What to work on
Every line with "Trägers" in it must be copied from the data.
(Beginning of Task input)
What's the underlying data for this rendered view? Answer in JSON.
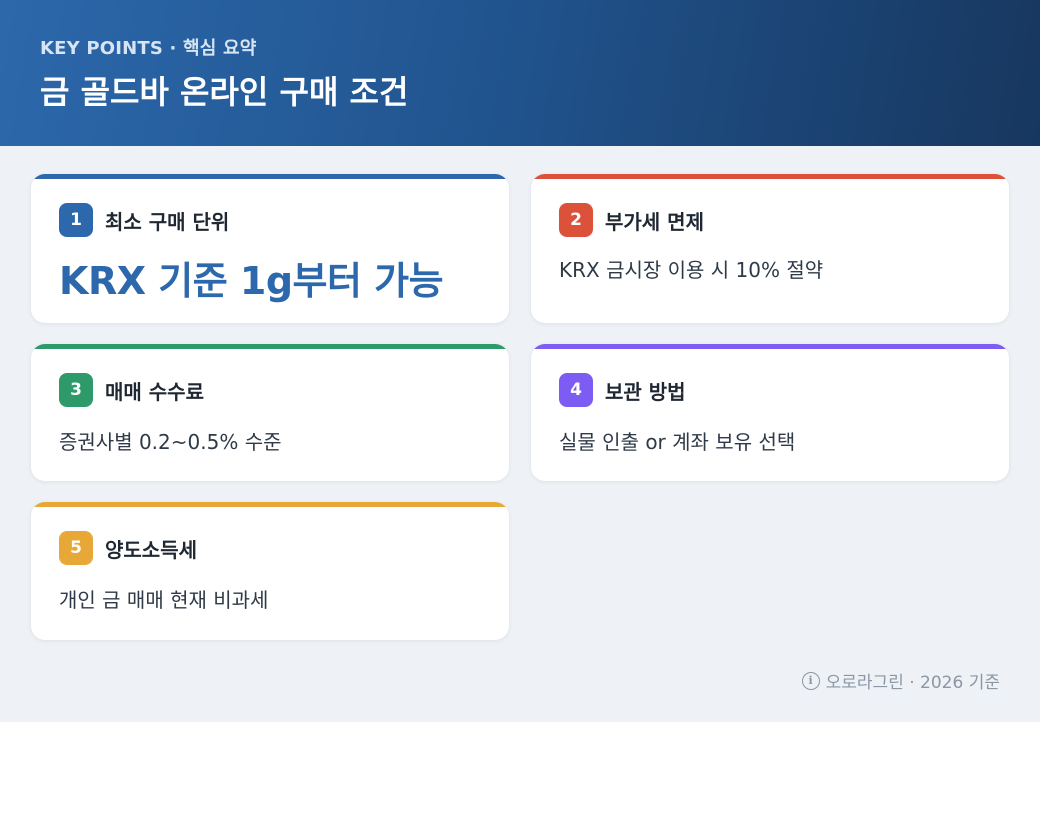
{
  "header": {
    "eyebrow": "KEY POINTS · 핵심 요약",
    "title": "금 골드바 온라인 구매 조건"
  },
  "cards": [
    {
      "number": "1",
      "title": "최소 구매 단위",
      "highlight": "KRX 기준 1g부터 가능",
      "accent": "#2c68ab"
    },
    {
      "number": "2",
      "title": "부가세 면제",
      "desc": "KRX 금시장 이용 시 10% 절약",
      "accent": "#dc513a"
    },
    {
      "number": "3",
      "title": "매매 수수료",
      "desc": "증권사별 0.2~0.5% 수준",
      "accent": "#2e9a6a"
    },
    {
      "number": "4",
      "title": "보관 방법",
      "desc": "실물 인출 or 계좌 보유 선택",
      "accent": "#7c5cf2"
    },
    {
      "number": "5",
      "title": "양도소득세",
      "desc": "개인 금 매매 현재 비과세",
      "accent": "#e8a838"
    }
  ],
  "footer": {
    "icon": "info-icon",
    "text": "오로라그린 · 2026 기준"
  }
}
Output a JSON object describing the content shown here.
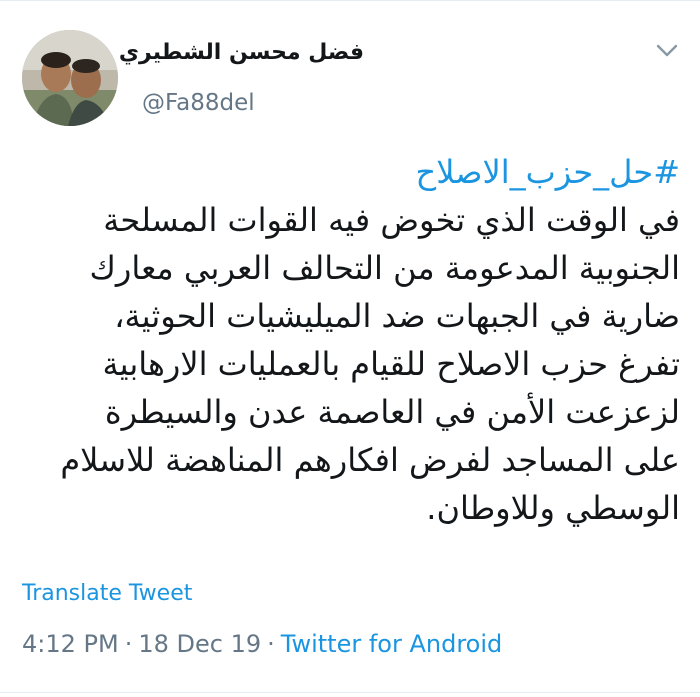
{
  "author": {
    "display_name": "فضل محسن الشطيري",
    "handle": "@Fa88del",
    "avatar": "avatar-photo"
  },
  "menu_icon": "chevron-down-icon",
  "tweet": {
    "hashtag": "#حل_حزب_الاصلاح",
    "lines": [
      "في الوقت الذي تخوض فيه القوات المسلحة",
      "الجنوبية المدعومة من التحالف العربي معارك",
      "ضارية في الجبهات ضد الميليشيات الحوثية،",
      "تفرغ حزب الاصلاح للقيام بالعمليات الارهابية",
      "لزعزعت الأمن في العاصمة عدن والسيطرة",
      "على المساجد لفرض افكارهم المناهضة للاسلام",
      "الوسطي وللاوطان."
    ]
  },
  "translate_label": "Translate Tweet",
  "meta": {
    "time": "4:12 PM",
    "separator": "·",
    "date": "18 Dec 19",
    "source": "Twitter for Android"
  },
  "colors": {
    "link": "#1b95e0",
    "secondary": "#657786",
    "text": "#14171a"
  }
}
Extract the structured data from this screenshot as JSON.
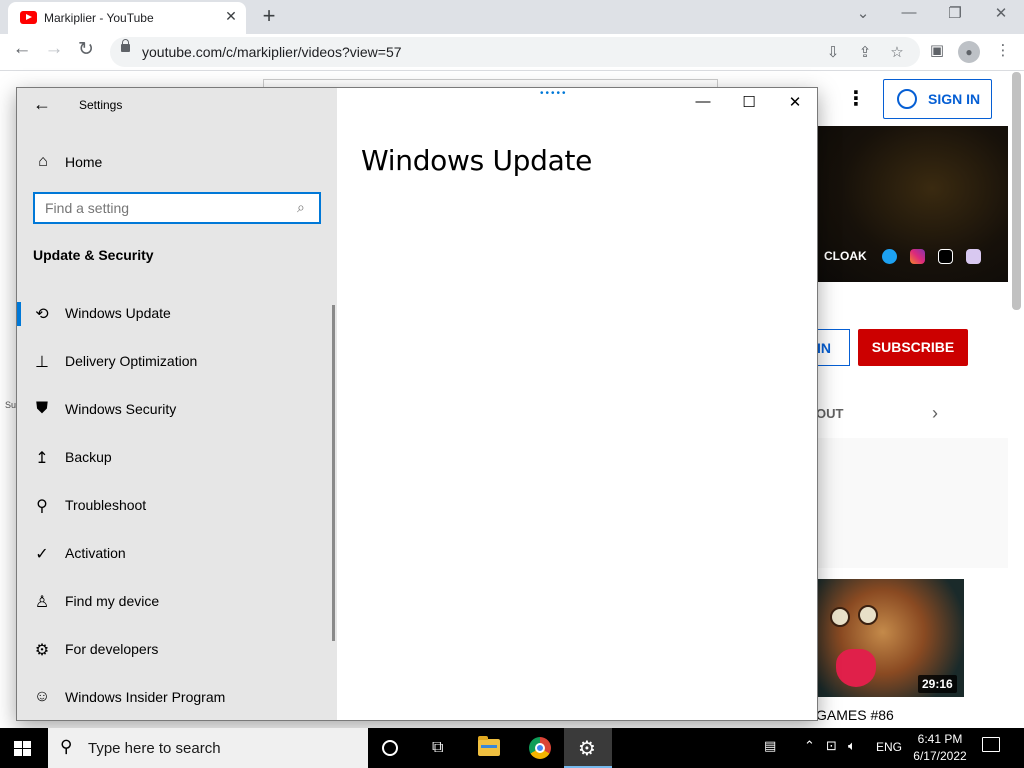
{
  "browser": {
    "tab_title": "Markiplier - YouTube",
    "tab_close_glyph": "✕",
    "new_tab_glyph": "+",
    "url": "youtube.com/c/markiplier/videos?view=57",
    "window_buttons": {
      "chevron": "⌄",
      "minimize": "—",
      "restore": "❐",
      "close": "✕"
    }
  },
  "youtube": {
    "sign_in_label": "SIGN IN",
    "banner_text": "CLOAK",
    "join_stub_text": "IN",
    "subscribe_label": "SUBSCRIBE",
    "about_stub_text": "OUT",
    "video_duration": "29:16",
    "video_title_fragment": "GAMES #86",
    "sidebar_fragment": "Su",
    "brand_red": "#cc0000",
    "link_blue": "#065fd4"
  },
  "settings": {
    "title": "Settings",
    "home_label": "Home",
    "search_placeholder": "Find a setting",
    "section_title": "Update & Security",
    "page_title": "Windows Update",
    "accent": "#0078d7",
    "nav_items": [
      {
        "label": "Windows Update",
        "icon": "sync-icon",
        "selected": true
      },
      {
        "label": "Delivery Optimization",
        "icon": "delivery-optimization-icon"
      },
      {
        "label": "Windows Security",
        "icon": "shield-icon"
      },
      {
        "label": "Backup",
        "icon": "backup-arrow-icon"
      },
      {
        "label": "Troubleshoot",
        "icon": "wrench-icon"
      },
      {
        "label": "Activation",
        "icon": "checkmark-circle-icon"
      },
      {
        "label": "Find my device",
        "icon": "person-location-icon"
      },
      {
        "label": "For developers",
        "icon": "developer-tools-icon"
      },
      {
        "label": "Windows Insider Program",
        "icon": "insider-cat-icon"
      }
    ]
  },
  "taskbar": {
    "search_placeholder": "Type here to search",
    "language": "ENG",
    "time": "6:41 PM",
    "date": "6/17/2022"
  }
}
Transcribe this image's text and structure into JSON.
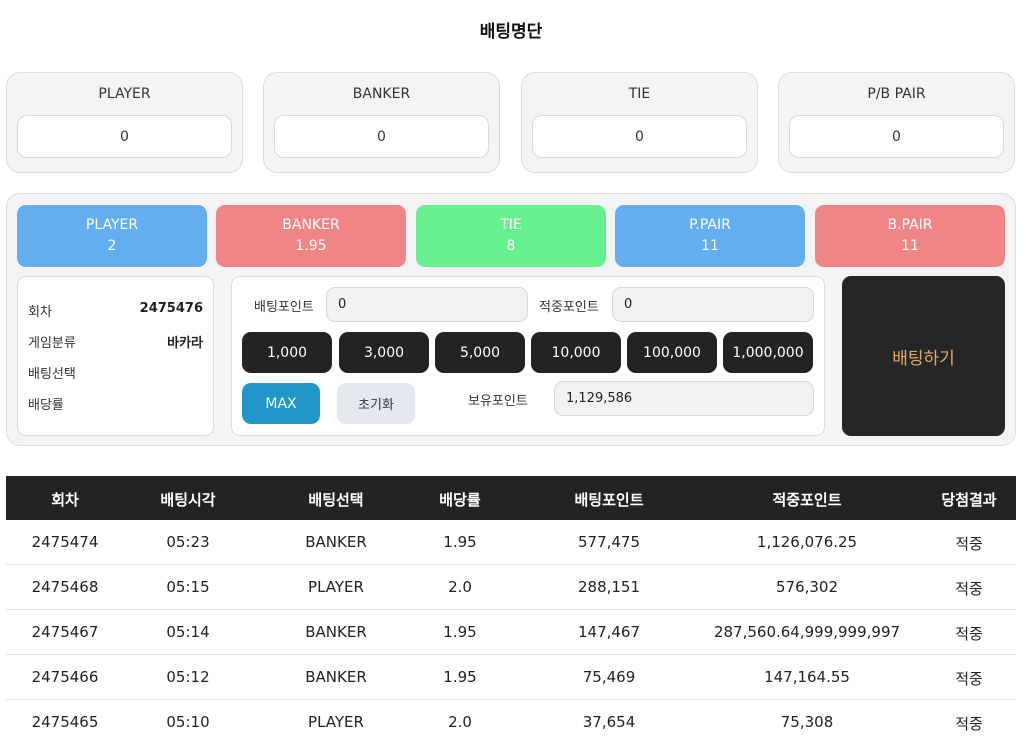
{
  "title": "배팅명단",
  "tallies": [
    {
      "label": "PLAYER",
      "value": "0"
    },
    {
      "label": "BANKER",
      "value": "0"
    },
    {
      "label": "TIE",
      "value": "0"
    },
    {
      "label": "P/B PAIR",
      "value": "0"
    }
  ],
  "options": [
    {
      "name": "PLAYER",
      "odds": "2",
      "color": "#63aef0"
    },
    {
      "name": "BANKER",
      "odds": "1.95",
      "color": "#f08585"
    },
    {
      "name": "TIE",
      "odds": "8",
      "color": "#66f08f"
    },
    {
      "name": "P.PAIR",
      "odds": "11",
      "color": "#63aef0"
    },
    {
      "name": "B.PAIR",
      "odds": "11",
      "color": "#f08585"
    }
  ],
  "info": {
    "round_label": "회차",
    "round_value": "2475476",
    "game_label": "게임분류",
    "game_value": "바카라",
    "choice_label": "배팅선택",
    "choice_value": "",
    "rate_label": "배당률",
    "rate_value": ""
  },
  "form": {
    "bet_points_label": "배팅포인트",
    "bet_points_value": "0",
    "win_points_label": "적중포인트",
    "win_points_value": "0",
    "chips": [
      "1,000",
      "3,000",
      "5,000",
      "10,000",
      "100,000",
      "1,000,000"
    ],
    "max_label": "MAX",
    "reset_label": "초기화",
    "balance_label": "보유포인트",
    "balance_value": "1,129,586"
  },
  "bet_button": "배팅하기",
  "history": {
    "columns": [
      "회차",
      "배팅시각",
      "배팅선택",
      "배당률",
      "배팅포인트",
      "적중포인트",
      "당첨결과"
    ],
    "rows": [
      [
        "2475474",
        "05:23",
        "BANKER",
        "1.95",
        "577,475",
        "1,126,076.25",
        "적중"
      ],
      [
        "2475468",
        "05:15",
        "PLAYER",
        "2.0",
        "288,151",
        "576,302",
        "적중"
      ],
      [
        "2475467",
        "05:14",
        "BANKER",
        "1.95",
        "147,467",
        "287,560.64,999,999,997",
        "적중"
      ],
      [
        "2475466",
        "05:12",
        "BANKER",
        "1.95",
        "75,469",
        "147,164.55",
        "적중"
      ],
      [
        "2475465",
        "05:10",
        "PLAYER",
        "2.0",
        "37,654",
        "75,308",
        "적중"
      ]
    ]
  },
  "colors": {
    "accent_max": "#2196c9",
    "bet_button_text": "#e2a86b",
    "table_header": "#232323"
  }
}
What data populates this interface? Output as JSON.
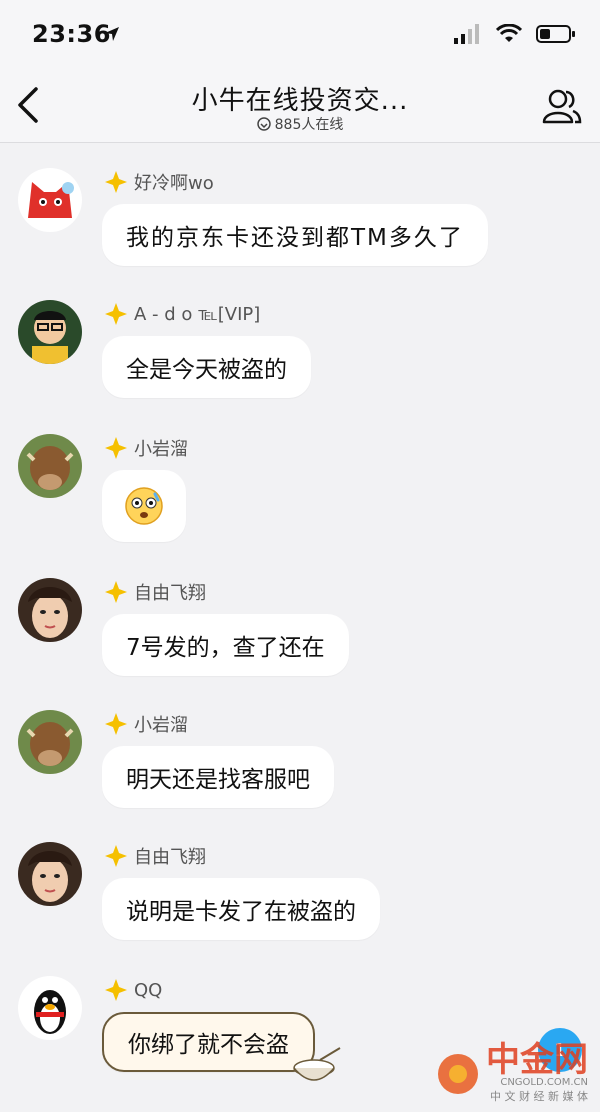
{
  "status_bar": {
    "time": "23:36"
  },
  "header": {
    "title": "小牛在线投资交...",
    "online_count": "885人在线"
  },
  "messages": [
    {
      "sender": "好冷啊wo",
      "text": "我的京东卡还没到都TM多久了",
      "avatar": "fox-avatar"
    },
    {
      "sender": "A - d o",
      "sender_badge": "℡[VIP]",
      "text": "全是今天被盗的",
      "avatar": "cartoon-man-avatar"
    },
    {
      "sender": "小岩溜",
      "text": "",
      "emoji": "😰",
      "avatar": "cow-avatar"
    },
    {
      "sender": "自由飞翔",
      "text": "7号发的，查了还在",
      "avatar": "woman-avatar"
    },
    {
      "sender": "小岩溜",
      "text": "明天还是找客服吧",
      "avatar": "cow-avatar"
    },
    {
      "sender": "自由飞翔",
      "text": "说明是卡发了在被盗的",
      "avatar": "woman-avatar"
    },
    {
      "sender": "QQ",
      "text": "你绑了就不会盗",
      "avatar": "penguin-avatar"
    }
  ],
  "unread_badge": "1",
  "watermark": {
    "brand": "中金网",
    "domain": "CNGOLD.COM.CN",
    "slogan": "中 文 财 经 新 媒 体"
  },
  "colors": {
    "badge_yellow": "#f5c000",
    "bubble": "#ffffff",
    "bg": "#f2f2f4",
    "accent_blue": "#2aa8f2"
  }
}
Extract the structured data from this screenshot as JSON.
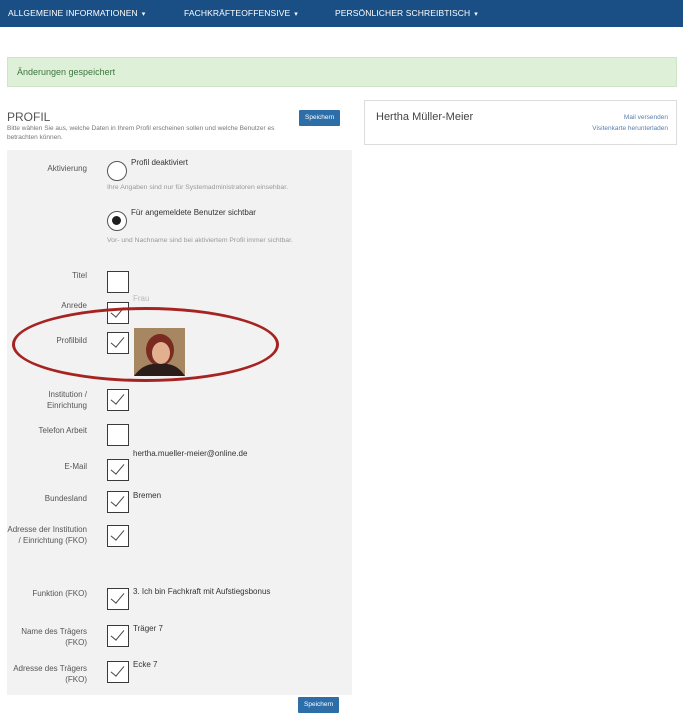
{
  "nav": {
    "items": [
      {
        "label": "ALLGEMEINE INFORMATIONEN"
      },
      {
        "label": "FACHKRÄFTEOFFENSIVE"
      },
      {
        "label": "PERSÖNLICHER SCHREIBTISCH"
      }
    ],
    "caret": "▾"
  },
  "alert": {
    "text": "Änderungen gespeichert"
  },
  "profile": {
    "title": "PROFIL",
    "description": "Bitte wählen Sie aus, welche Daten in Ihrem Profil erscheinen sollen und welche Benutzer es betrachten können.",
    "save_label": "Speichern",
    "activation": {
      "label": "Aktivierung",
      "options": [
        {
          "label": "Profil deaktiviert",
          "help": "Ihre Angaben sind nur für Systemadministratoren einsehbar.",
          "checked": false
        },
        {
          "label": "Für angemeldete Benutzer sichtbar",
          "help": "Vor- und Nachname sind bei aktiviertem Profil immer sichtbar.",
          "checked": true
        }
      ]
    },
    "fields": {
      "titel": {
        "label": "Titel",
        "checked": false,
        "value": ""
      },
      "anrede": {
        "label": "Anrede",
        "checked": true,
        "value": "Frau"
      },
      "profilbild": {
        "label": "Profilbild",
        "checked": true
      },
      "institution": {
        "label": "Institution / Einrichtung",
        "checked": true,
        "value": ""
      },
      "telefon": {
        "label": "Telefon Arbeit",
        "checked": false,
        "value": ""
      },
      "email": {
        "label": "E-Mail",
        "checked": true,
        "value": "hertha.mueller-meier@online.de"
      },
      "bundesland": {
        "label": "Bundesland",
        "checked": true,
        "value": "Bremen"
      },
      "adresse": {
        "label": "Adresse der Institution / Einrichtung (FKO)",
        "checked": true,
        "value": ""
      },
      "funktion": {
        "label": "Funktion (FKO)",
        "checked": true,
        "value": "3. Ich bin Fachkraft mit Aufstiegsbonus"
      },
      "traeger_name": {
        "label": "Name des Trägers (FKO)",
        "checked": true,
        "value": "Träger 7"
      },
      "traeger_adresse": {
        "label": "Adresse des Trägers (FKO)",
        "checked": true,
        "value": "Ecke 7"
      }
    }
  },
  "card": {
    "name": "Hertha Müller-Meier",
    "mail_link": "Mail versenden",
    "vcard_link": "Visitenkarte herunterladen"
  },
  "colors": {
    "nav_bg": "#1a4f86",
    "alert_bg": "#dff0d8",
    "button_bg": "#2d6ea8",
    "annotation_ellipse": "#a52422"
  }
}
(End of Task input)
Response to this exercise
        "label": "Name des Trägers (FKO)",
        "label": "Adresse des Trägers (FKO)",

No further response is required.